AMMAN • A delegation from Syria's main opposition group flew to Geneva yesterday to assess whether to join Damascus government officials in United Nations-brokered peace talks, an opposition representative has said.
The 17-strong team included the head of the Saudi-backed Higher Negotiation Committee (HNC), which includes political and militant opponents of Syrian President Bashar al-Assad in the country's five-year civil war.
The HNC has said it wants to discuss humanitarian issues, including a stop to Russian and Syrian government bombing, before engaging in the peace talks that started last Friday in Geneva.
Russian air strikes on Syria have killed nearly 1,400 civilians since Moscow started its aerial campaign nearly four months ago, said a group monitoring the war.

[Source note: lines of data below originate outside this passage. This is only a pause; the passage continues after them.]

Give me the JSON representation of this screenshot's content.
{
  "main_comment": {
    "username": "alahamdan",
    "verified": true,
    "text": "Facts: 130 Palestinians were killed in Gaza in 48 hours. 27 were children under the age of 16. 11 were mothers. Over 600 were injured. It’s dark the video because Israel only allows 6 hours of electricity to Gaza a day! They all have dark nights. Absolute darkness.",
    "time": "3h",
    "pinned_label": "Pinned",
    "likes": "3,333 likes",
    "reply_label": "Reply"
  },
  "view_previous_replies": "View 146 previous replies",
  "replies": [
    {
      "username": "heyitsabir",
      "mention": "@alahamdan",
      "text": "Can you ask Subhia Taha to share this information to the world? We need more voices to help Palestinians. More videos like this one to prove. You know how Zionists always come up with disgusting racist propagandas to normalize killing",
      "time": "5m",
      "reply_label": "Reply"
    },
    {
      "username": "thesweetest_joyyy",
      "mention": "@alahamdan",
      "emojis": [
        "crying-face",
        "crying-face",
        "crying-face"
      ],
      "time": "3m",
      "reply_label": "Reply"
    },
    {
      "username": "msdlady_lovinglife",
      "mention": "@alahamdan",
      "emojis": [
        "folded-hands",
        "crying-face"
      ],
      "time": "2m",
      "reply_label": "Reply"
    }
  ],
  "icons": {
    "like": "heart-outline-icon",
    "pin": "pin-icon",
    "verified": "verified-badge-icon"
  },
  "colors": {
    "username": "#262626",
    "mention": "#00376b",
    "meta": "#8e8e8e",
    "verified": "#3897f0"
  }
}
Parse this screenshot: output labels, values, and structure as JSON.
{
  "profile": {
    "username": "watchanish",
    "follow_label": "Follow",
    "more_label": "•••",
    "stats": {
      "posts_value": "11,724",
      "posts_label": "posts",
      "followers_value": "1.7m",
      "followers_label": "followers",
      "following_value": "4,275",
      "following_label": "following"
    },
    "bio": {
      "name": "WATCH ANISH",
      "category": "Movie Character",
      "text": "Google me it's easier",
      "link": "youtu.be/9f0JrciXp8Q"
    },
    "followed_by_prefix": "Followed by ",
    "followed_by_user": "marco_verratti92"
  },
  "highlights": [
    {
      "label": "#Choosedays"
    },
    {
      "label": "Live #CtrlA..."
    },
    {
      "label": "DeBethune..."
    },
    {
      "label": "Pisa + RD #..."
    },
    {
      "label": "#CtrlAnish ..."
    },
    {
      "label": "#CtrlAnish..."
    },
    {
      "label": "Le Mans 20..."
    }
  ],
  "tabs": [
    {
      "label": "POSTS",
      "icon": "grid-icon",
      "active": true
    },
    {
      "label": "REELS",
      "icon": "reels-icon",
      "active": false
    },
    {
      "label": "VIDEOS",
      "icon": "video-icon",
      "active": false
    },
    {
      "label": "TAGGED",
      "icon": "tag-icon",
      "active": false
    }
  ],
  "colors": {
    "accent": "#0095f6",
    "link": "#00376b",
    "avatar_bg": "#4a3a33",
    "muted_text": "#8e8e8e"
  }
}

"We are going to Geneva to put to the test the seriousness of the international community in its promises to the Syrian people and to also test the seriousness of the regime in implementing its humanitarian obligations," opposition representative Riyad Naasan Agha said.
"We want to show the world our seriousness in moving towards negotiations to find a political solution," he told Reuters.
The HNC's demands include allowing aid convoys into rebel-held besieged areas where tens of thousands are living in dire conditions, Mr Agha said.
The medical charity Medecins Sans Frontieres said yesterday that 16 people have starved to death in the government-besieged town of Madaya since aid convoys arrived this month and blamed the authorities for blocking medical supplies shipments.
The opposition delegation, including HNC head Riad Hijab and chief negotiator Asaad al-Zoubi, would not call for a complete cessation of hostilities but would demand an end to "the indiscriminate shelling of markets, hospitals and schools by the regime and its Russian backers", according to Mr Agha.
Russia and Syria deny targeting civilians, saying they take great care to avoid bombing residential areas.